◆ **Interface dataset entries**
<<<<

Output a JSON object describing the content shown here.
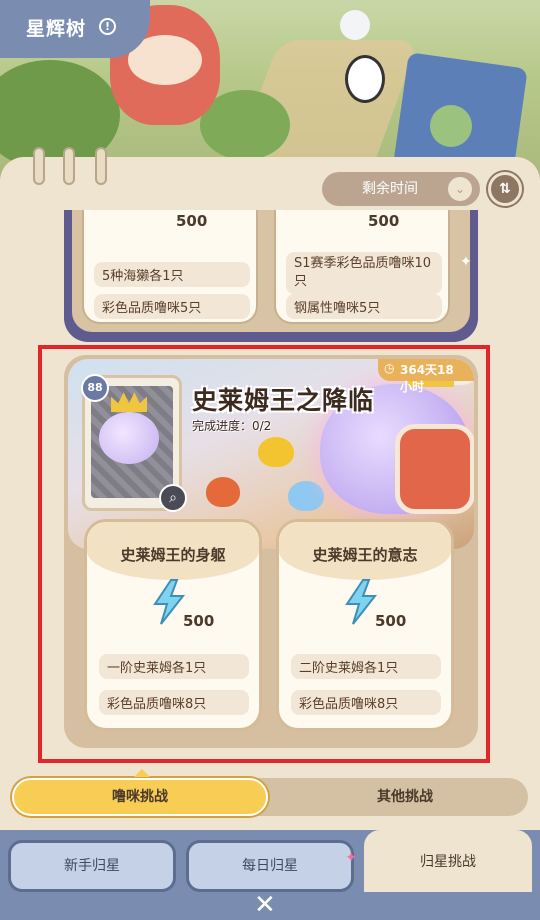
{
  "header": {
    "title": "星辉树",
    "info_icon": "!"
  },
  "filter": {
    "label": "剩余时间",
    "sort_icon": "sort-icon"
  },
  "upper_card": {
    "left": {
      "points": "500",
      "rows": [
        "5种海獭各1只",
        "彩色品质噜咪5只"
      ]
    },
    "right": {
      "points": "500",
      "rows": [
        "S1赛季彩色品质噜咪10只",
        "钢属性噜咪5只"
      ]
    }
  },
  "challenge": {
    "title": "史莱姆王之降临",
    "progress": "完成进度：0/2",
    "time_badge": "364天18小时",
    "level": "88",
    "subs": [
      {
        "name": "史莱姆王的身躯",
        "points": "500",
        "rows": [
          "一阶史莱姆各1只",
          "彩色品质噜咪8只"
        ]
      },
      {
        "name": "史莱姆王的意志",
        "points": "500",
        "rows": [
          "二阶史莱姆各1只",
          "彩色品质噜咪8只"
        ]
      }
    ]
  },
  "toggle": {
    "active": "噜咪挑战",
    "inactive": "其他挑战"
  },
  "nav": {
    "tabs": [
      "新手归星",
      "每日归星",
      "归星挑战"
    ],
    "close_icon": "close-icon"
  },
  "colors": {
    "highlight": "#e0262a",
    "accent": "#f8cd54",
    "nav_bg": "#7a8db0",
    "panel_bg": "#efe4d0"
  }
}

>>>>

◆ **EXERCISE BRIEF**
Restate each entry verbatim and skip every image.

◆ **ANSWER TO THE PROBLEM**
Output a JSON object describing the content shown here.
{
  "header": {
    "title": "星辉树",
    "info_icon": "!"
  },
  "filter": {
    "label": "剩余时间",
    "sort_icon": "sort-icon"
  },
  "upper_card": {
    "left": {
      "points": "500",
      "rows": [
        "5种海獭各1只",
        "彩色品质噜咪5只"
      ]
    },
    "right": {
      "points": "500",
      "rows": [
        "S1赛季彩色品质噜咪10只",
        "钢属性噜咪5只"
      ]
    }
  },
  "challenge": {
    "title": "史莱姆王之降临",
    "progress": "完成进度：0/2",
    "time_badge": "364天18小时",
    "level": "88",
    "subs": [
      {
        "name": "史莱姆王的身躯",
        "points": "500",
        "rows": [
          "一阶史莱姆各1只",
          "彩色品质噜咪8只"
        ]
      },
      {
        "name": "史莱姆王的意志",
        "points": "500",
        "rows": [
          "二阶史莱姆各1只",
          "彩色品质噜咪8只"
        ]
      }
    ]
  },
  "toggle": {
    "active": "噜咪挑战",
    "inactive": "其他挑战"
  },
  "nav": {
    "tabs": [
      "新手归星",
      "每日归星",
      "归星挑战"
    ],
    "close_icon": "close-icon"
  },
  "colors": {
    "highlight": "#e0262a",
    "accent": "#f8cd54",
    "nav_bg": "#7a8db0",
    "panel_bg": "#efe4d0"
  }
}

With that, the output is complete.